(Collection entries)
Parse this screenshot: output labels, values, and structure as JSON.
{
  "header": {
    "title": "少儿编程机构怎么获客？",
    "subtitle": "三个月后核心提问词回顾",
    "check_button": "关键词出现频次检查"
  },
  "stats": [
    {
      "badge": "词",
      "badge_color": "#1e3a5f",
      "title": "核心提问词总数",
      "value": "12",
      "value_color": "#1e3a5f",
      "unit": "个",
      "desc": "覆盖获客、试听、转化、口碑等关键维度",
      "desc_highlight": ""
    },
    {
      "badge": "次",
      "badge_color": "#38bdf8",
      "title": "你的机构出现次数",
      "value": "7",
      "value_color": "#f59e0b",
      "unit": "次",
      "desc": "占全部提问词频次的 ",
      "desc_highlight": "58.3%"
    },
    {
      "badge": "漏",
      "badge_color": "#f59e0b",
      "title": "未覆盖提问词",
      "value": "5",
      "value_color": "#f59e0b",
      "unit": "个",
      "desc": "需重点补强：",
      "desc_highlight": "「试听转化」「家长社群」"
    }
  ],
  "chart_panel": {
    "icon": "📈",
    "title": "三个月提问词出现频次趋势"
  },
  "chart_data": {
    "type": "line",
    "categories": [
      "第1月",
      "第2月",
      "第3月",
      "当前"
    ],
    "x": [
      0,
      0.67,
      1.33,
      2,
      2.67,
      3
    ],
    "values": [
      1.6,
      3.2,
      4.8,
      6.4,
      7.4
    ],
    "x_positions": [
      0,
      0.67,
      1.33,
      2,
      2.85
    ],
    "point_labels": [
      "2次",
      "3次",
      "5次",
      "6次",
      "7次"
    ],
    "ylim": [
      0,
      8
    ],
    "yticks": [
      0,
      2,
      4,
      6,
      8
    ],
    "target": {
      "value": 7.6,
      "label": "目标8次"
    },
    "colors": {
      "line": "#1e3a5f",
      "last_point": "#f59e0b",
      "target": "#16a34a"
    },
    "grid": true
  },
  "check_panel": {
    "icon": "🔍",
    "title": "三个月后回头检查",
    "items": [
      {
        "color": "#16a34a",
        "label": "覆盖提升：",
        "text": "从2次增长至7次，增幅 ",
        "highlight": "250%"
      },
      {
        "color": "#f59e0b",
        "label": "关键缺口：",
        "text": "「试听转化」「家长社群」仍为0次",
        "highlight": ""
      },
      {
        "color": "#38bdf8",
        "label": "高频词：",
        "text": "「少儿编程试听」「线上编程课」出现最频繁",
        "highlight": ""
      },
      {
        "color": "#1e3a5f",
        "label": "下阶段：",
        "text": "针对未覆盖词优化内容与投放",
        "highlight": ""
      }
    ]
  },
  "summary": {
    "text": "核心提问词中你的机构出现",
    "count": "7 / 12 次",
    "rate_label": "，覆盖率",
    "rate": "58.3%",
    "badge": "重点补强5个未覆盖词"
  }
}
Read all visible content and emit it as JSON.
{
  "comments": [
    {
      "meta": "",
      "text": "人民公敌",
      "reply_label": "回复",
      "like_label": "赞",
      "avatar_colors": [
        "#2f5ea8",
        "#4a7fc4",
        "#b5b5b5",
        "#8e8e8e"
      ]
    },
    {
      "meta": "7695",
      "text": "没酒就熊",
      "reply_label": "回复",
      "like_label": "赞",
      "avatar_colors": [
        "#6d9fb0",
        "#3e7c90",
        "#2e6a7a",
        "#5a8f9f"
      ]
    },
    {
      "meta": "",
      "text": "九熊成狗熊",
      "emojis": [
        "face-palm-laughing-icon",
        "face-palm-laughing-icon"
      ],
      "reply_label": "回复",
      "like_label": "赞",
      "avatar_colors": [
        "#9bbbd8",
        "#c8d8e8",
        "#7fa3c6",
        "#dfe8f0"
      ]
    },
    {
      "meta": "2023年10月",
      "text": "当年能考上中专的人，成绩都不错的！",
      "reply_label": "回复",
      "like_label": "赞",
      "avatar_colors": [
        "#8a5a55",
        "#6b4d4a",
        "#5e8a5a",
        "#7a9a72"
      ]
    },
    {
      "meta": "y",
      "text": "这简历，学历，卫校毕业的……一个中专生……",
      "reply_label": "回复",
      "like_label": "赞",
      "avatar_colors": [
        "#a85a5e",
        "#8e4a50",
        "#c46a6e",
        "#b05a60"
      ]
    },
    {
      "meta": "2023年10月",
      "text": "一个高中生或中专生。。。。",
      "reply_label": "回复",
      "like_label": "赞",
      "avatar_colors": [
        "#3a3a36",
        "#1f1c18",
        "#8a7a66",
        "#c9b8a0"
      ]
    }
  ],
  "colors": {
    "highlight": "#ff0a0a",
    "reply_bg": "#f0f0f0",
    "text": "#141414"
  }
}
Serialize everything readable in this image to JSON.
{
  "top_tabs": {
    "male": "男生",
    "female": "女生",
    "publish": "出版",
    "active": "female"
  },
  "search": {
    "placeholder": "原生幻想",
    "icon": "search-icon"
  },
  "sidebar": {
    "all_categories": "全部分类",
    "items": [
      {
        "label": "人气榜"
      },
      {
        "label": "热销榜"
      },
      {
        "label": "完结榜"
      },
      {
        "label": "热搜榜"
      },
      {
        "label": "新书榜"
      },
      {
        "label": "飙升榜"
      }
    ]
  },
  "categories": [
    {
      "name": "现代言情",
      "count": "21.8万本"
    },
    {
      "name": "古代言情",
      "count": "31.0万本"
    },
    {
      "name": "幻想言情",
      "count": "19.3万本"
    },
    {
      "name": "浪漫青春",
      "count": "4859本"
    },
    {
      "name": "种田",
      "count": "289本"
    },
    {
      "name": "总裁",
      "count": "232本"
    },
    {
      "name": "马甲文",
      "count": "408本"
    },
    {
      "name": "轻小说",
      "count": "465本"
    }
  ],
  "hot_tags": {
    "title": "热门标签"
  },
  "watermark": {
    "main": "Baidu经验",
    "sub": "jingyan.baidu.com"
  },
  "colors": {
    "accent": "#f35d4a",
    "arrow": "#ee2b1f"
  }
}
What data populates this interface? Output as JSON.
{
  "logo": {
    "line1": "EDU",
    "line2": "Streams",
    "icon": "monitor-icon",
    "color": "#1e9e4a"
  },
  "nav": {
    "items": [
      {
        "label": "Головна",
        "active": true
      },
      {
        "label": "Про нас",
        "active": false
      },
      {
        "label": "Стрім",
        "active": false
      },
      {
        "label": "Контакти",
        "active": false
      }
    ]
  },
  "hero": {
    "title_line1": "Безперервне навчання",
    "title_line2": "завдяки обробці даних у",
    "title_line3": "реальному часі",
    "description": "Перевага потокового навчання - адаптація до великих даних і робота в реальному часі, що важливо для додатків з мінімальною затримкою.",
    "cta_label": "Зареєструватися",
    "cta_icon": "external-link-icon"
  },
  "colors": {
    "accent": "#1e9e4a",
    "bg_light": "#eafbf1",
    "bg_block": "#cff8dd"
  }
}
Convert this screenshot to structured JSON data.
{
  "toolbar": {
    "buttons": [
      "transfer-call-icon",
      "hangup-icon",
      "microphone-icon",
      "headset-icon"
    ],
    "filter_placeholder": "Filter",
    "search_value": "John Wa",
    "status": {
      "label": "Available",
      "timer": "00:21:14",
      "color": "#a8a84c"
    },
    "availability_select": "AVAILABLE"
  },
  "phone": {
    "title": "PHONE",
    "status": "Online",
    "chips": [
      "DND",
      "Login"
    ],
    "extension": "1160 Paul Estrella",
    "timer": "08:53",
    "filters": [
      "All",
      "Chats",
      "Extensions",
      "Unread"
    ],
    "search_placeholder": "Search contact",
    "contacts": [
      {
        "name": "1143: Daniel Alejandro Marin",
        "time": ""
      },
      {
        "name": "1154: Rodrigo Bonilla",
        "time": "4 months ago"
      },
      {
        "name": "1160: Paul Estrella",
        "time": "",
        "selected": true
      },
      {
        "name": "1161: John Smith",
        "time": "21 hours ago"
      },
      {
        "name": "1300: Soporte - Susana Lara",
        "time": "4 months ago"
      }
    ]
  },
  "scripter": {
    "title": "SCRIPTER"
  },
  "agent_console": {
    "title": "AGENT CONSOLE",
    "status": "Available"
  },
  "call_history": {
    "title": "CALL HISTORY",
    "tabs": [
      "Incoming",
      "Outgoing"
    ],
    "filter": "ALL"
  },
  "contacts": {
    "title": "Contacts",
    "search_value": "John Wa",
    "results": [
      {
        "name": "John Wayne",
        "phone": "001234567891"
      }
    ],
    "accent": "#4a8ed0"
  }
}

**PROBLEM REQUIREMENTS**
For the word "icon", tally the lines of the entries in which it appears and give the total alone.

**OUTPUT BELOW**
11